Vertebral augmentation is a confusing term. It is an outpatient procedure that is used to treat spinal fractures, called compression fractures, that often occur from osteoporosis and are painful in a lot of cases. The vertebral body, when fractured, will often lose height, and patients often have significant pain with decreased ability to function.
The term augmentation refers to injecting a substance into the fractured bone to augment the vertebra and alleviate pain. The original procedure that was invented and still performed is called a vertebroplasty. The vertebroplasty procedure injects bone cement under pressure which fills the crevices and interstices of the bone for stabilization and hence pain relief. The only problem is with the pressure of cement injection, the liquid cement may go where it's not supposed to prior to hardening.
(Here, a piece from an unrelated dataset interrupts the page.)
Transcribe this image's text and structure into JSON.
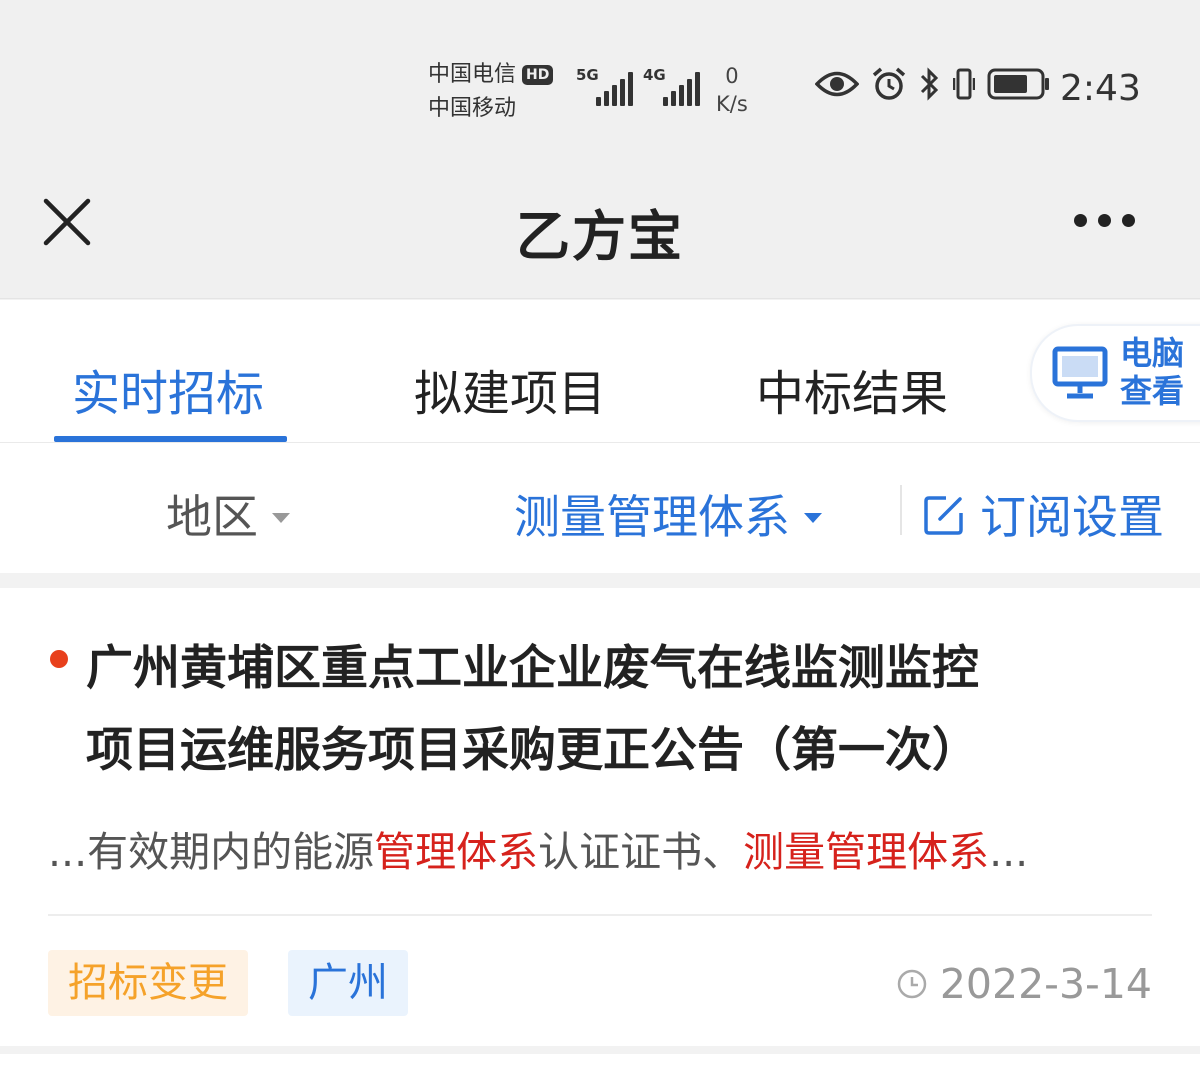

The augmentation procedure differs a bit. Once the instrument is carefully placed into the compression fracture under xray guidance, a balloon is introduced into the fracture area and expanded. This creates a bony void as the fracture fragments are pushed away. Once accomplished, cement is then injected under low pressure into this bony void, stabilizing the fracture just like a vertebroplasty does. The vertebral augmentation procedure is often referred to as a kyphoplasty.
The procedure may or may not allow for some height to be restored to the fracture. This has not been borne out in the literature yet to matter for resultant clinical benefit. Both the vertebroplasty and vertebral augmentation procedures have been shown in the literature to both have excellent results with small risks (although these risks are very real).
Prior to undergoing the procedure, it may be prudent for a patient to try a spinal brace or other nonsurgical methods of pain relief.